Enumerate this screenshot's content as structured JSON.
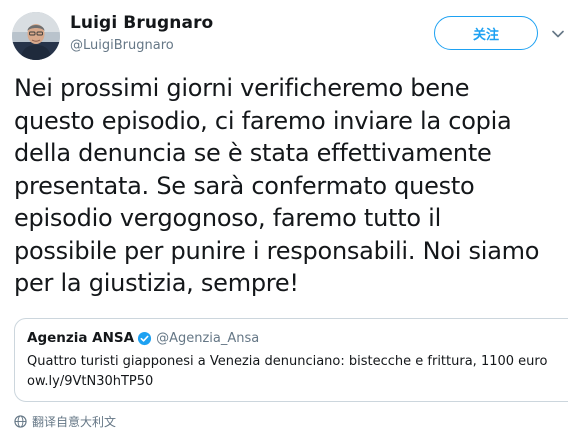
{
  "author": {
    "name": "Luigi Brugnaro",
    "handle": "@LuigiBrugnaro"
  },
  "follow_label": "关注",
  "tweet": {
    "lines": [
      "Nei prossimi giorni verificheremo bene",
      "questo episodio, ci faremo inviare la copia",
      "della denuncia se è stata effettivamente",
      "presentata. Se sarà confermato questo",
      "episodio vergognoso, faremo tutto il",
      "possibile per punire i responsabili. Noi siamo",
      "per la giustizia, sempre!"
    ]
  },
  "quote": {
    "name": "Agenzia ANSA",
    "handle": "@Agenzia_Ansa",
    "text": "Quattro turisti giapponesi a Venezia denunciano: bistecche e frittura, 1100 euro",
    "link": "ow.ly/9VtN30hTP50"
  },
  "translate_label": "翻译自意大利文",
  "colors": {
    "accent": "#1da1f2",
    "text": "#14171a",
    "secondary": "#657786",
    "border": "#ccd6dd"
  },
  "icons": {
    "caret": "chevron-down-icon",
    "verified": "verified-badge-icon",
    "translate": "globe-icon"
  }
}
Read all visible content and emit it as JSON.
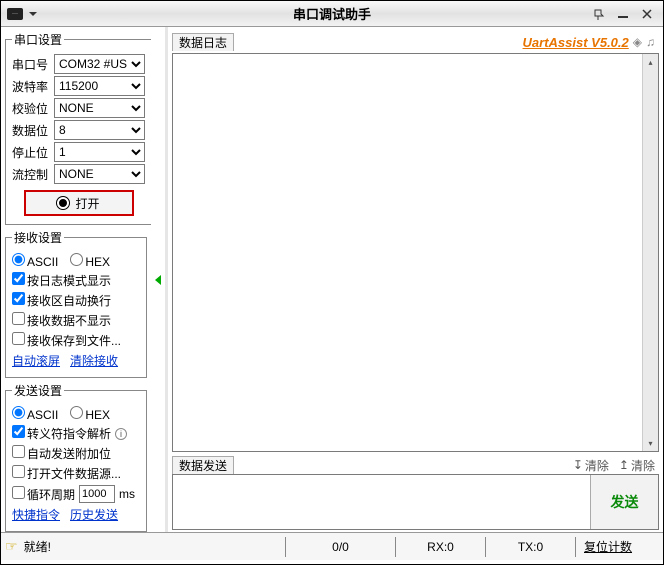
{
  "window": {
    "title": "串口调试助手"
  },
  "brand": {
    "text": "UartAssist V5.0.2"
  },
  "port_settings": {
    "legend": "串口设置",
    "rows": {
      "port": {
        "label": "串口号",
        "value": "COM32 #US"
      },
      "baud": {
        "label": "波特率",
        "value": "115200"
      },
      "check": {
        "label": "校验位",
        "value": "NONE"
      },
      "data": {
        "label": "数据位",
        "value": "8"
      },
      "stop": {
        "label": "停止位",
        "value": "1"
      },
      "flow": {
        "label": "流控制",
        "value": "NONE"
      }
    },
    "open_label": "打开"
  },
  "recv_settings": {
    "legend": "接收设置",
    "ascii": "ASCII",
    "hex": "HEX",
    "log_mode": {
      "label": "按日志模式显示",
      "checked": true
    },
    "auto_wrap": {
      "label": "接收区自动换行",
      "checked": true
    },
    "no_show": {
      "label": "接收数据不显示",
      "checked": false
    },
    "save_to_file": {
      "label": "接收保存到文件...",
      "checked": false
    },
    "auto_scroll_link": "自动滚屏",
    "clear_recv_link": "清除接收"
  },
  "send_settings": {
    "legend": "发送设置",
    "ascii": "ASCII",
    "hex": "HEX",
    "escape": {
      "label": "转义符指令解析",
      "checked": true
    },
    "auto_suffix": {
      "label": "自动发送附加位",
      "checked": false
    },
    "open_file": {
      "label": "打开文件数据源...",
      "checked": false
    },
    "loop": {
      "label": "循环周期",
      "checked": false,
      "value": "1000",
      "unit": "ms"
    },
    "quick_cmd_link": "快捷指令",
    "history_link": "历史发送"
  },
  "data_log": {
    "label": "数据日志"
  },
  "data_send": {
    "label": "数据发送",
    "tool_left": "清除",
    "tool_right": "清除",
    "send_btn": "发送"
  },
  "status": {
    "ready": "就绪!",
    "counter": "0/0",
    "rx": "RX:0",
    "tx": "TX:0",
    "reset": "复位计数"
  }
}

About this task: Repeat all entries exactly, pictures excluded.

Output of the exercise:
Enumerate this screenshot's content as structured JSON.
{
  "author": {
    "name": "Luigi Brugnaro",
    "handle": "@LuigiBrugnaro"
  },
  "follow_label": "关注",
  "tweet": {
    "lines": [
      "Nei prossimi giorni verificheremo bene",
      "questo episodio, ci faremo inviare la copia",
      "della denuncia se è stata effettivamente",
      "presentata. Se sarà confermato questo",
      "episodio vergognoso, faremo tutto il",
      "possibile per punire i responsabili. Noi siamo",
      "per la giustizia, sempre!"
    ]
  },
  "quote": {
    "name": "Agenzia ANSA",
    "handle": "@Agenzia_Ansa",
    "text": "Quattro turisti giapponesi a Venezia denunciano: bistecche e frittura, 1100 euro",
    "link": "ow.ly/9VtN30hTP50"
  },
  "translate_label": "翻译自意大利文",
  "colors": {
    "accent": "#1da1f2",
    "text": "#14171a",
    "secondary": "#657786",
    "border": "#ccd6dd"
  },
  "icons": {
    "caret": "chevron-down-icon",
    "verified": "verified-badge-icon",
    "translate": "globe-icon"
  }
}
Read all visible content and emit it as JSON.
{
  "window": {
    "title": "串口调试助手"
  },
  "brand": {
    "text": "UartAssist V5.0.2"
  },
  "port_settings": {
    "legend": "串口设置",
    "rows": {
      "port": {
        "label": "串口号",
        "value": "COM32 #US"
      },
      "baud": {
        "label": "波特率",
        "value": "115200"
      },
      "check": {
        "label": "校验位",
        "value": "NONE"
      },
      "data": {
        "label": "数据位",
        "value": "8"
      },
      "stop": {
        "label": "停止位",
        "value": "1"
      },
      "flow": {
        "label": "流控制",
        "value": "NONE"
      }
    },
    "open_label": "打开"
  },
  "recv_settings": {
    "legend": "接收设置",
    "ascii": "ASCII",
    "hex": "HEX",
    "log_mode": {
      "label": "按日志模式显示",
      "checked": true
    },
    "auto_wrap": {
      "label": "接收区自动换行",
      "checked": true
    },
    "no_show": {
      "label": "接收数据不显示",
      "checked": false
    },
    "save_to_file": {
      "label": "接收保存到文件...",
      "checked": false
    },
    "auto_scroll_link": "自动滚屏",
    "clear_recv_link": "清除接收"
  },
  "send_settings": {
    "legend": "发送设置",
    "ascii": "ASCII",
    "hex": "HEX",
    "escape": {
      "label": "转义符指令解析",
      "checked": true
    },
    "auto_suffix": {
      "label": "自动发送附加位",
      "checked": false
    },
    "open_file": {
      "label": "打开文件数据源...",
      "checked": false
    },
    "loop": {
      "label": "循环周期",
      "checked": false,
      "value": "1000",
      "unit": "ms"
    },
    "quick_cmd_link": "快捷指令",
    "history_link": "历史发送"
  },
  "data_log": {
    "label": "数据日志"
  },
  "data_send": {
    "label": "数据发送",
    "tool_left": "清除",
    "tool_right": "清除",
    "send_btn": "发送"
  },
  "status": {
    "ready": "就绪!",
    "counter": "0/0",
    "rx": "RX:0",
    "tx": "TX:0",
    "reset": "复位计数"
  }
}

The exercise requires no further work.